By providing a direct link to a live, trained suicide/mental health counselor 24 hours/day, 365
days/year, we provide kids with a place to call - anonymously - and talk through what could be
the most dangerous half-hour of their life.
We believe every bit of help is vital. Below are examples of mental health issues facing schools.
Ongoing harassment relating to sexting images leads to the unnecessary suicide of an Ohio
high schooler. A 14 year old girl hanged herself in the restroom of her New York City middle
school. An Ohio student stepped in front of a moving train after being bullied repeatedly.
Isolated instances? Unfortunately, such acts have become far too common. On average, one
out of every three school districts loses a student to suicide each year - sometimes on their own
campuses. The statistics are chilling:
Youth suicide rates have tripled in the past 30 years.
About 14 people between the ages of 15-24 commit suicide every day. Every year,

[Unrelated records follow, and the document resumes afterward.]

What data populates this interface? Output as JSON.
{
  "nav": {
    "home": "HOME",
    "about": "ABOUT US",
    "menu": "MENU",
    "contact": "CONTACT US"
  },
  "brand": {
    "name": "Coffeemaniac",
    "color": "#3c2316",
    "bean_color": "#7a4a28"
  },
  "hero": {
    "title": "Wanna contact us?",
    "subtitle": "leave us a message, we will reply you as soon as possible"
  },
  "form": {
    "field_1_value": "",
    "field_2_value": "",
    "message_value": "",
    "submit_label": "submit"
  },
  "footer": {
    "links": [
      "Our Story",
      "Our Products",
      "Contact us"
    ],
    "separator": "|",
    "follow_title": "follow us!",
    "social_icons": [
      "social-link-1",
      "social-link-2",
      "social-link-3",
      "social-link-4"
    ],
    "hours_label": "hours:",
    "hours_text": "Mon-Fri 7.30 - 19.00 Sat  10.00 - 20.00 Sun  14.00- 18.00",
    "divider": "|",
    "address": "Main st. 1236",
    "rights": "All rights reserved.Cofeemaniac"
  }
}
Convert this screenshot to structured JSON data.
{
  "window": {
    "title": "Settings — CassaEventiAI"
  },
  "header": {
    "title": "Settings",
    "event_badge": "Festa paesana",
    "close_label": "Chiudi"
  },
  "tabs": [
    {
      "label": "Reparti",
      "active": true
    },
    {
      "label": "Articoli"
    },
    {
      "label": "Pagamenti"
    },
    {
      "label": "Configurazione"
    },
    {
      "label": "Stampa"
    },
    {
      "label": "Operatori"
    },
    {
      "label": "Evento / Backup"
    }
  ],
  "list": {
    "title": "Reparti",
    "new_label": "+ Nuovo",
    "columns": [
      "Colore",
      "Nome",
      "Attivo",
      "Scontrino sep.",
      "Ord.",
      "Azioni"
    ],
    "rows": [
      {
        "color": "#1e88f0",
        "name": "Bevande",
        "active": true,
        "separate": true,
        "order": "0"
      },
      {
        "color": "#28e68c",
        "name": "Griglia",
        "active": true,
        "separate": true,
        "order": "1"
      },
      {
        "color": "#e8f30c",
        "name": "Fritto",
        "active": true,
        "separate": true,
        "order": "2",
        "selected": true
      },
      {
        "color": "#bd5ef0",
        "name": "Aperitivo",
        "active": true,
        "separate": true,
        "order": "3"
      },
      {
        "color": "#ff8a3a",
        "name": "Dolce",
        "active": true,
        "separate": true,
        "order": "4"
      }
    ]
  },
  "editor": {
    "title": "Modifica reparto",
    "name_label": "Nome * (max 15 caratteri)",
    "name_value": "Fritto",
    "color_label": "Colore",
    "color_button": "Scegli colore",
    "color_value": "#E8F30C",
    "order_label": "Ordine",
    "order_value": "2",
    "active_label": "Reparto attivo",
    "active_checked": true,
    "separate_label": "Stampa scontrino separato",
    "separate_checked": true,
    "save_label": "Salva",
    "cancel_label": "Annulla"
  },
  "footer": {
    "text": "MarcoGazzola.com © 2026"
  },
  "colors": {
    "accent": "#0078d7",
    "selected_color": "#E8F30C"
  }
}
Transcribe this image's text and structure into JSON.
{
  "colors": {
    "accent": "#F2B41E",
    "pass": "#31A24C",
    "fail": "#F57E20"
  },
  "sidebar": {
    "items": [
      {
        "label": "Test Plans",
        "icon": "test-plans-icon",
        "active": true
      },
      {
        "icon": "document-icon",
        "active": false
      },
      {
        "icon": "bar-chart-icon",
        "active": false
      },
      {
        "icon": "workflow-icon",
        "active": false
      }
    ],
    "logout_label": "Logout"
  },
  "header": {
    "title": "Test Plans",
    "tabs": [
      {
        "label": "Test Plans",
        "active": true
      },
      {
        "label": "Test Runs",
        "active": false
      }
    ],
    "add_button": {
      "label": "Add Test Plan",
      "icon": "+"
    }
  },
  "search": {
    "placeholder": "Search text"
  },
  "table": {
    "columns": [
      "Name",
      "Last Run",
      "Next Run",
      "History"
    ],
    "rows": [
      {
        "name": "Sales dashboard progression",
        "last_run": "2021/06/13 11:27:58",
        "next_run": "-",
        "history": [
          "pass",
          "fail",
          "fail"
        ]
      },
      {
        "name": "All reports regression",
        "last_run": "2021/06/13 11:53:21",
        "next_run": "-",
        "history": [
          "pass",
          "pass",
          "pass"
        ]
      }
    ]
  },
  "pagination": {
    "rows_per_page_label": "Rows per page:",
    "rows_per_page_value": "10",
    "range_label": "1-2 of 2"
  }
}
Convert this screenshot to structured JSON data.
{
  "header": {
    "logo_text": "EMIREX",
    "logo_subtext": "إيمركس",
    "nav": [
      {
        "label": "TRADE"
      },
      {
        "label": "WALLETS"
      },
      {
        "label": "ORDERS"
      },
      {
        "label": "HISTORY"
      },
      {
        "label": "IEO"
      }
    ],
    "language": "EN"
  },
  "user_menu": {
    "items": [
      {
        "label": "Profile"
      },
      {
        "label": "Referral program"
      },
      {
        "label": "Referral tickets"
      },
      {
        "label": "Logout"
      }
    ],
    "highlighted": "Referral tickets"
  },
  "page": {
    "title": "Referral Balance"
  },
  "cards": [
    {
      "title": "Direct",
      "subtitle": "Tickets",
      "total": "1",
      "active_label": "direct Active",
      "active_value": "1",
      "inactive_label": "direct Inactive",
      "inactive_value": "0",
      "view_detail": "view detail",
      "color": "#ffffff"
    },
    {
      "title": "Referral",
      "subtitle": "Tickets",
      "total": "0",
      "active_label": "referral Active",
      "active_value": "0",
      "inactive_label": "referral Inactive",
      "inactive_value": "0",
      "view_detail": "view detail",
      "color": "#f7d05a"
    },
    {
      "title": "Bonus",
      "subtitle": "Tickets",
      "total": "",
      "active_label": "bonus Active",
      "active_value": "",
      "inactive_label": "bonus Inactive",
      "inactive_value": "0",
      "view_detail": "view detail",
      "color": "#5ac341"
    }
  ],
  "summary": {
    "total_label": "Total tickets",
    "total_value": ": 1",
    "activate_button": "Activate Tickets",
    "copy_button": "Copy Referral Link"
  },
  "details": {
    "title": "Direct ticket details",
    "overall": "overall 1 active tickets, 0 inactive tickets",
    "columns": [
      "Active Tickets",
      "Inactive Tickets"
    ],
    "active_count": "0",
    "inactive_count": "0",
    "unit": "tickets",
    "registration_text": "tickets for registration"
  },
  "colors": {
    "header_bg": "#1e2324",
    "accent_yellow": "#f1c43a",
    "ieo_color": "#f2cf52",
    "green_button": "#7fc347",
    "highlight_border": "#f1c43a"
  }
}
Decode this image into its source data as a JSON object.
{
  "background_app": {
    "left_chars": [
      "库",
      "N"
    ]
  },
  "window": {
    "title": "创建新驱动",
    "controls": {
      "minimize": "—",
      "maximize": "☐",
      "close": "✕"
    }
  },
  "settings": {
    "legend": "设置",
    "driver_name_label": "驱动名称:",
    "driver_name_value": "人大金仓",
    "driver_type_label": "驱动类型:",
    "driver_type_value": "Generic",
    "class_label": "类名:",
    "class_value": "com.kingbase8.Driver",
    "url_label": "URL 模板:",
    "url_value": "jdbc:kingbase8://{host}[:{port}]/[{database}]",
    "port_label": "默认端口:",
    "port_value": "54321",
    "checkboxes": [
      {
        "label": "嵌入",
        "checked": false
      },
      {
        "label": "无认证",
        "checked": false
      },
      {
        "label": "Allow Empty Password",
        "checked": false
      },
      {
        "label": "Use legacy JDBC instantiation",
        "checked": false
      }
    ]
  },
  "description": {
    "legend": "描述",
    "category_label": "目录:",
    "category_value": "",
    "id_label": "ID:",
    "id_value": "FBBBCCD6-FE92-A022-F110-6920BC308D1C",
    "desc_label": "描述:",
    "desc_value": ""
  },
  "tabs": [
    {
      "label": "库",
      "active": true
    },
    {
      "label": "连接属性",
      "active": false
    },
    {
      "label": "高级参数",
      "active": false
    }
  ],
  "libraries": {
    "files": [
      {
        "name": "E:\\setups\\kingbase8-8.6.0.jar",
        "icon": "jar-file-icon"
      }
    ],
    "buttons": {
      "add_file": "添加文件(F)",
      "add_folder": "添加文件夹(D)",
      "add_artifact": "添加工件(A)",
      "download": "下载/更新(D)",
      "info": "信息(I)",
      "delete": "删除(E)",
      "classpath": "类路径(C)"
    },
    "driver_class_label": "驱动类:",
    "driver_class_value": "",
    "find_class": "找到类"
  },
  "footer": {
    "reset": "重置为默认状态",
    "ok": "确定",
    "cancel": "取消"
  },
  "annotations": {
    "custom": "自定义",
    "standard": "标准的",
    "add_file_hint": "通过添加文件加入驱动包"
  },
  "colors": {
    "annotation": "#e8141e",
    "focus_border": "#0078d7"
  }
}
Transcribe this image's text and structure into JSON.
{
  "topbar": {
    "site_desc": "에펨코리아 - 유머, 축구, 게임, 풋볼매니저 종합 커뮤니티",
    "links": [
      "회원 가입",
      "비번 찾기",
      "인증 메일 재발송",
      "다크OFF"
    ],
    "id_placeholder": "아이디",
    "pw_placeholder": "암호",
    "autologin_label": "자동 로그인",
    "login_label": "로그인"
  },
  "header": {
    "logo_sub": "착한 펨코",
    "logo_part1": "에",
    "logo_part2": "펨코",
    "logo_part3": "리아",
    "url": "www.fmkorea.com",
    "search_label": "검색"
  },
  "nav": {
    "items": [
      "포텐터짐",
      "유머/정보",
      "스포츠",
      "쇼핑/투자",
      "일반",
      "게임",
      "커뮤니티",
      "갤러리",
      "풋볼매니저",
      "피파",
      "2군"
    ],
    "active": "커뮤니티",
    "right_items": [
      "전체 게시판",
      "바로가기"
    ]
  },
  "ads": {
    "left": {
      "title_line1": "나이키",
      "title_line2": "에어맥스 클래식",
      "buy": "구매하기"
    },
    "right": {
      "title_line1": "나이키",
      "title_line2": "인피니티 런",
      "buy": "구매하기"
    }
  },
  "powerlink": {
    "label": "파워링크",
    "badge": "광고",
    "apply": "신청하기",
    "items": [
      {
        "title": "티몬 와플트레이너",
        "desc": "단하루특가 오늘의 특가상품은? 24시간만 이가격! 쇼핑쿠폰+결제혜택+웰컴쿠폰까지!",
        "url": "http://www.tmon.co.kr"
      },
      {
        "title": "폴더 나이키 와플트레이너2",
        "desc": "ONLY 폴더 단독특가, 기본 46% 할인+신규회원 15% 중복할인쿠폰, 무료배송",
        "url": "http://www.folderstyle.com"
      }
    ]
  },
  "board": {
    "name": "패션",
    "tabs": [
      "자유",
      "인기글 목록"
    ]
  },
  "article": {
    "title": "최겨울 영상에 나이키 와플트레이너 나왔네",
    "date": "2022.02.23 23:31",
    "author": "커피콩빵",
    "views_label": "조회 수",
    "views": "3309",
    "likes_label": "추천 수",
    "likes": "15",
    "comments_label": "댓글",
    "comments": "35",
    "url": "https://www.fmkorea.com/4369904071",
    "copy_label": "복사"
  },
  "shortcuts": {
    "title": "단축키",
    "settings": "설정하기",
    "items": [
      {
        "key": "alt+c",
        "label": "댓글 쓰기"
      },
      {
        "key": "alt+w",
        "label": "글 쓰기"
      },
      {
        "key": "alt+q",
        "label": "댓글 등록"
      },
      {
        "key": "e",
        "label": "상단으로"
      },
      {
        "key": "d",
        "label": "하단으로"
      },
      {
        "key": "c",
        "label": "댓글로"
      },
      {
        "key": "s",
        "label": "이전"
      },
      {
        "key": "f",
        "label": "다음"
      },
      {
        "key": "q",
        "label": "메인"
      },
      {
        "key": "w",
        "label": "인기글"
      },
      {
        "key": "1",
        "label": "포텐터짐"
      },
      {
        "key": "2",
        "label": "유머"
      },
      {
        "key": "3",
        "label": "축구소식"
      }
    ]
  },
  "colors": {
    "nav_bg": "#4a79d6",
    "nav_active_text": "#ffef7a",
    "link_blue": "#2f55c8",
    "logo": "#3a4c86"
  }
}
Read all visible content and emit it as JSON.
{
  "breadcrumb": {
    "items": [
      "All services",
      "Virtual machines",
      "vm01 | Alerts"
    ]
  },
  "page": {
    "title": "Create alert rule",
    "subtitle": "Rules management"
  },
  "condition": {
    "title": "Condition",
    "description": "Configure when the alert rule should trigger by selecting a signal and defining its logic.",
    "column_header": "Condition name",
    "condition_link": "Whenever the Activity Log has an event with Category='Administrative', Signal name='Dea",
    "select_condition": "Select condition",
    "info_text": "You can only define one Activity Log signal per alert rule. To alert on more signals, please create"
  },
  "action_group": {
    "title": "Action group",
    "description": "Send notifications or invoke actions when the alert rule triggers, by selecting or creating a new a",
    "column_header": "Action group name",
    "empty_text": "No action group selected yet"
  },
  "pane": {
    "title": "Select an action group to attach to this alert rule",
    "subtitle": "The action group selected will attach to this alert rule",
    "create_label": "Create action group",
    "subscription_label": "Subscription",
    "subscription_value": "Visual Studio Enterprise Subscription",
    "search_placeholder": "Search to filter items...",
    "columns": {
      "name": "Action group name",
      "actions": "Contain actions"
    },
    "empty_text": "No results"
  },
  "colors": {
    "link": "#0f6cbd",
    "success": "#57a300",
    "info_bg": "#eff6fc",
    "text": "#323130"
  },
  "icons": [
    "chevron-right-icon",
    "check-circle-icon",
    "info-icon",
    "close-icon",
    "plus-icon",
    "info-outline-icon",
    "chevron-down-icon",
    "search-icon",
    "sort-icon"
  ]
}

almost 5,000 young people kill themselves.
For each teen that commits suicide, 100 more will try. Yet suicide is preventable. Most
suicidal persons desperately want to live. They are just unable to find alternatives to
Schools on the Defensive
Suicide is the third leading killer of 14-19 year olds in the United States, yet only one in 10
schools has a plan to prevent it, states Jessica Portner in Education Week. A notable change in
public attitude has led to schools being held accountable for their actions in detecting and
deterring teen suicide attempts.
Unfortunately, very few schools have suicide prevention
plans that include screening, referrals and crisis
intervention programs for youth.
Some districts are paying dearly in court. The number of
lawsuits filed against school districts claiming negligence
in student suicides has multiplied tenfold in the past 25
years. Parents are now aware they can sue. In these
instances, the school has to prove it has not been
Today, nearly 60% of U.S. Schools discuss suicide
prevention in some academic course during the school
year. A study by University of Washington researchers
suggest that students who practice a program of solving
difficult dilemmas in their lives through role playing in
group sessions with other students twice a week are less
likely to be depressed or to exhibit suicidal behavior.
Another way to put a dent in the youth suicide rate is to
persuade teenagers to tell adults when they or other
students have such intentions. Talking about suicide
does not cause someone to be suicidal, say the experts.
It helps them avoid it.